━━ Supplied data

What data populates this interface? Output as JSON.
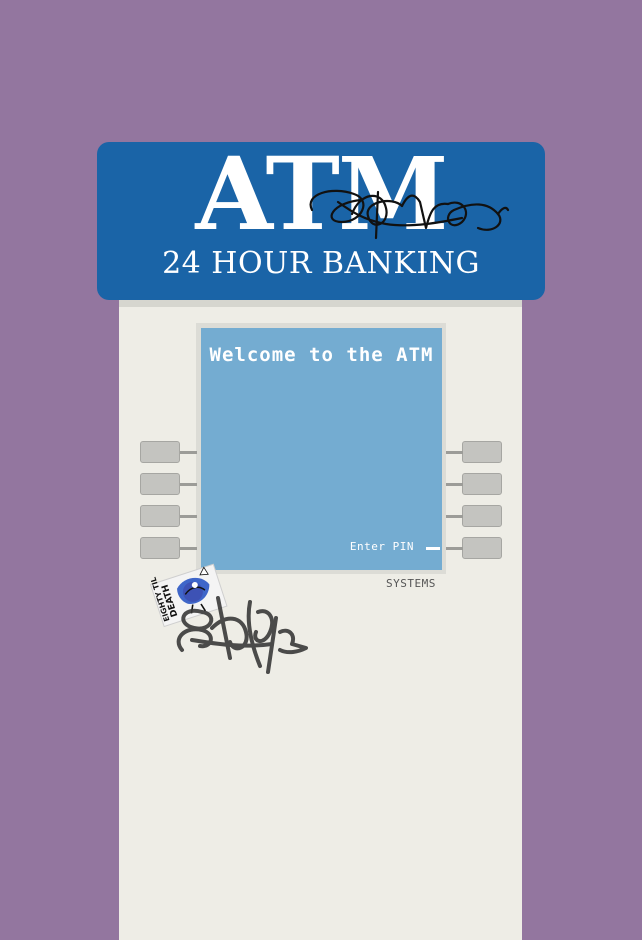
{
  "sign": {
    "title": "ATM",
    "subtitle": "24 HOUR BANKING"
  },
  "screen": {
    "welcome": "Welcome to the ATM",
    "pin_label": "Enter PIN"
  },
  "brand": {
    "label": "SYSTEMS"
  },
  "sticker": {
    "text": "EIGHTY TIL DEATH"
  },
  "colors": {
    "background": "#93769f",
    "sign": "#1a64a7",
    "panel": "#eeede6",
    "screen": "#74acd1",
    "key": "#c4c4c0"
  },
  "icons": {
    "graffiti_sign": "graffiti-tag-icon",
    "graffiti_body": "graffiti-tag-icon",
    "sticker": "sticker-icon"
  }
}
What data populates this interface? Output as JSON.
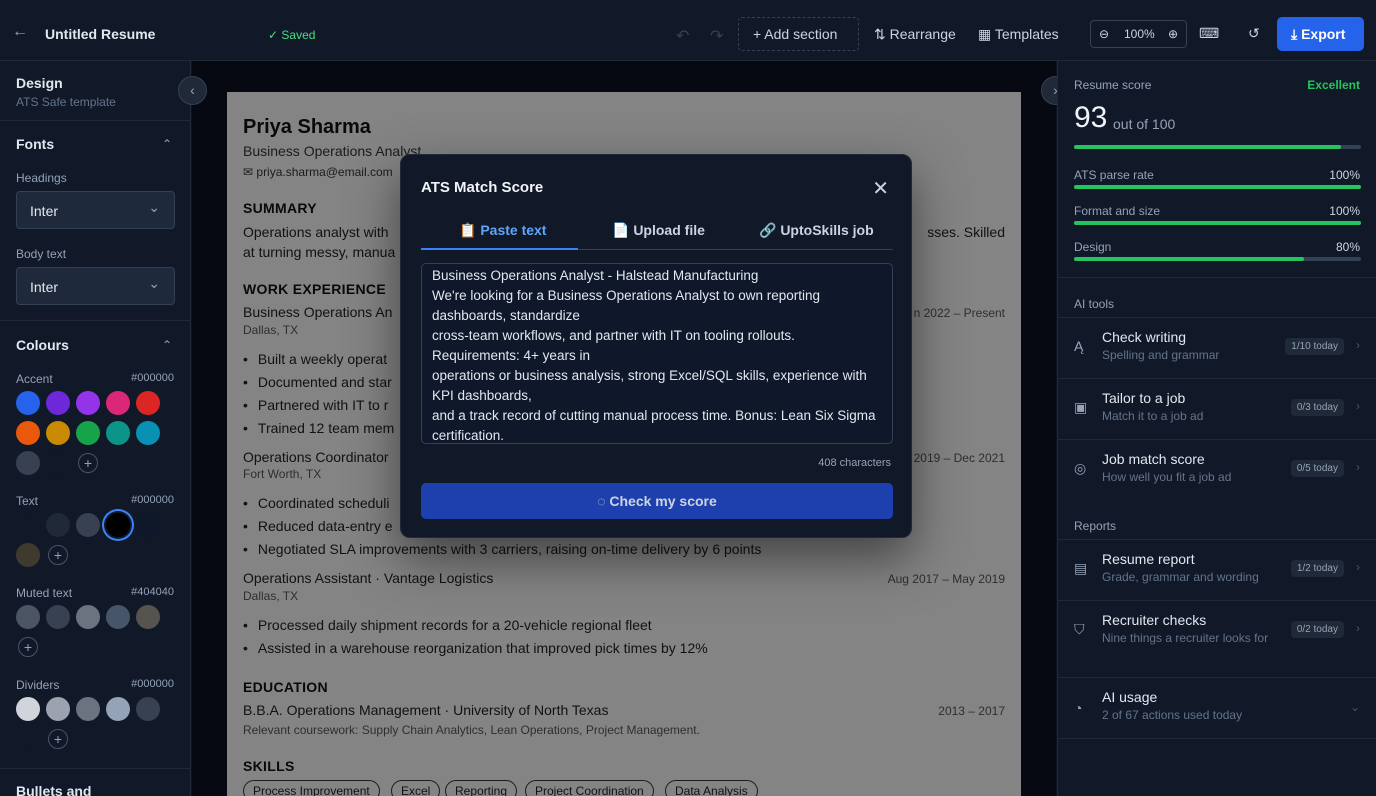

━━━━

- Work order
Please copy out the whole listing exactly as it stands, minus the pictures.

- Reply
What data populates this interface? Output as JSON.
{
  "sign": {
    "title": "ATM",
    "subtitle": "24 HOUR BANKING"
  },
  "screen": {
    "welcome": "Welcome to the ATM",
    "pin_label": "Enter PIN"
  },
  "brand": {
    "label": "SYSTEMS"
  },
  "sticker": {
    "text": "EIGHTY TIL DEATH"
  },
  "colors": {
    "background": "#93769f",
    "sign": "#1a64a7",
    "panel": "#eeede6",
    "screen": "#74acd1",
    "key": "#c4c4c0"
  },
  "icons": {
    "graffiti_sign": "graffiti-tag-icon",
    "graffiti_body": "graffiti-tag-icon",
    "sticker": "sticker-icon"
  }
}
What data populates this interface? Output as JSON.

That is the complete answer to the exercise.